Rassie Erasmus is doing a terrific job with South Africa, they defeated England 2-1 in the June test series which is a massive boost. Siya Kolisi is magnificent captain and with the dangerous duo on the wings of Sbu Nkosi and Aphiwe Dyantyi have emerged as two of the most in-form wings in the world maybe just behind Jacob Stockdale and Rieko Ioane.

Their narrow loss to England showed they do have some weaknesses, despite Malcolm Marx’s work in the loose he is still unreliable at the set piece, his lineout issues at Twickenham handed the second half initiative to England as they trusted in Owen Farrell’s boot to guide them to victory.

Ireland, all conquering in the 2018 Six Nations which was followed up by a series win over a very disappointing Australia outfit before swiftly dispatching of Argentina and then dismantling New Zealand. Johnny Sexton is a remarkable player, he directs play, Beuaden Barrett got taught a real lesson in Dublin.

Peter O’Mahony he stops at nothing to deliver the win, tenacious, hard working and physical. Tadhg Furlong is the best tighthead prop going, you can argue all you want it won’t change fact that he is tremendous. Joe Schmidt has taken his time moulding Ireland into the team he wants them to be.

Jonathan_Sexton_2015_RWC
By Warwick Gastinger – Rugby World Cup 2015 DSCN4929, CC BY 2.0, https://commons.wikimedia.org/w/index.php?curid=43622816

Schmidt has built a group that knows what it feel like to win, they know how to win, they certainly have the credentials to be crowned champions in Japan. That is if they get past New Zealand.

Their Celtic cousins Wales have had a great November series, they started it off with a free flowing, open win over Scotland in Cardiff. They then scraped past Australia before expertly punishing Tonga by scoring loads of tries.

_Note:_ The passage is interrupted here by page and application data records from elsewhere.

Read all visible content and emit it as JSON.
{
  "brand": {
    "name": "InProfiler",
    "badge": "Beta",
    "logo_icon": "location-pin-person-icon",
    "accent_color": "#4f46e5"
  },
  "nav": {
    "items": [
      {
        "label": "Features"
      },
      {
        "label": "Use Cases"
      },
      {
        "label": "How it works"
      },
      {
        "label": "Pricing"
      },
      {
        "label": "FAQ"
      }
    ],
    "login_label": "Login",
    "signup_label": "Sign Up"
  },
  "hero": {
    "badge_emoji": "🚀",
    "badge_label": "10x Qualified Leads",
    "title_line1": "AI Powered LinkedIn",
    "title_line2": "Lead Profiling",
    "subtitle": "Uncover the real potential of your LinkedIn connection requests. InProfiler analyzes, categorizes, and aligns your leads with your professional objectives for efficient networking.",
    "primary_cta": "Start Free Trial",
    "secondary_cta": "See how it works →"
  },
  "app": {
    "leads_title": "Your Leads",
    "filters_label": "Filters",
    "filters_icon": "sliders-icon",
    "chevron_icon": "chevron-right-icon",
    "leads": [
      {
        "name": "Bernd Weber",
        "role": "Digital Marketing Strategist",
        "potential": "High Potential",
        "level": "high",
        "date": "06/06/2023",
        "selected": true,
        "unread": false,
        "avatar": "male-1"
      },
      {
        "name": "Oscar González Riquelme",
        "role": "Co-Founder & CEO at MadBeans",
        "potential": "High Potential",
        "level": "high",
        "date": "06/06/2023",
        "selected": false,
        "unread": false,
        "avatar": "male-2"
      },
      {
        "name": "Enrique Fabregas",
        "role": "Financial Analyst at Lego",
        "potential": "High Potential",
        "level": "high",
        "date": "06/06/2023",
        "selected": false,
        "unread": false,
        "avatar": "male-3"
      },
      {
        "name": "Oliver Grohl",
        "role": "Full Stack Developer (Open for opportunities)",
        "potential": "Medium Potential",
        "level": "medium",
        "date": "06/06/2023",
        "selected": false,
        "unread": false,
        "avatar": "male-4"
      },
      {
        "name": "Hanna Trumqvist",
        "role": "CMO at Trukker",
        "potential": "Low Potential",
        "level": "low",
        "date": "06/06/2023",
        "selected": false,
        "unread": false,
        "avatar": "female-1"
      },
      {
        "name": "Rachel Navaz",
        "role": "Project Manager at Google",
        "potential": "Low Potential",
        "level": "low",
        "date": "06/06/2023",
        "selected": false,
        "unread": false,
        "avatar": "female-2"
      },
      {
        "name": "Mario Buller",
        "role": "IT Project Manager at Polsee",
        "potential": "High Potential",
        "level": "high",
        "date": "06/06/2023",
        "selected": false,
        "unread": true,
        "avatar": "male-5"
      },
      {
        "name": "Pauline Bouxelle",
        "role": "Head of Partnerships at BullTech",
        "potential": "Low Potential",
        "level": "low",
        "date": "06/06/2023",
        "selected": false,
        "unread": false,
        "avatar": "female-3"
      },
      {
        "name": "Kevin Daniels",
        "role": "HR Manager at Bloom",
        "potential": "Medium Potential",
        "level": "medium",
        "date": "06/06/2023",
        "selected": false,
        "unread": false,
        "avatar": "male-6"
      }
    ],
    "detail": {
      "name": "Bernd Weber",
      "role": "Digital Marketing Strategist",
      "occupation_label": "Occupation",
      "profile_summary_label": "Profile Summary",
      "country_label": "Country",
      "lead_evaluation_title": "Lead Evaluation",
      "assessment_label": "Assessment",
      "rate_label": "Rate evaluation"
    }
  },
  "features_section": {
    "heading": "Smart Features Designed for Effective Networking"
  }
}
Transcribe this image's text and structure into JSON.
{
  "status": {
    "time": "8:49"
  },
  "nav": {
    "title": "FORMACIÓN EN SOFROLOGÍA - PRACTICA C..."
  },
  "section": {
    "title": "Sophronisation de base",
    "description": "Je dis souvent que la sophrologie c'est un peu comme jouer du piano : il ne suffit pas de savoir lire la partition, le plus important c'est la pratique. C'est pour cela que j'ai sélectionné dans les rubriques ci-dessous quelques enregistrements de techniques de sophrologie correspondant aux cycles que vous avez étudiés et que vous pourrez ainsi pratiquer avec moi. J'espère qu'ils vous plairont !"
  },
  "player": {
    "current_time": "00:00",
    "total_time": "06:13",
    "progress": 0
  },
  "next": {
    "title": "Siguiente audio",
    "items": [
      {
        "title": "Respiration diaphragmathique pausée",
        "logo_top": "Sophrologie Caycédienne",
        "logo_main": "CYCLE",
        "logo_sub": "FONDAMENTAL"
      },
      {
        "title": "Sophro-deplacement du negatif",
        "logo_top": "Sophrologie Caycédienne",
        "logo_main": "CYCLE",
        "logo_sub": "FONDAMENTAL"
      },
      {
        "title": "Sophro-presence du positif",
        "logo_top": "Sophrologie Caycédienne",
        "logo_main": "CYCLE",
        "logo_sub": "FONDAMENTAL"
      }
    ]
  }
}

Warren Gatland now has a group of players from the Scarlets that love to attack, gone are the days of ‘Warrenball’, Gareth Anscombe is transforming the backline, he’s fast, skilful and can expertly manage a game.

Then there Is England. People may laugh after the year they’ve had but the world should be wary of Eddie Jones’ charges. The writing seemed to be on the wall this autumn, but England roared back into life despite it taking them 40 minutes to get into the South Africa test.

England-rugby (1)
By DIALLO 25 – Own work, CC BY-SA 4.0, https://commons.wikimedia.org/w/index.php?curid=57847156

They gave New Zealand one hell of a game, make no mistake they rattled Hansen’s cage, the Six Nations opener against Ireland is going to be an amazing game. Owen Farrell is leading the charge and they’ve finally found an openside in Sam Underhill and Tom Curry isn’t far behind.

There we have it the five frontrunners just under a year out from the World Cup. New Zealand leading the charge but the others aren’t far behind.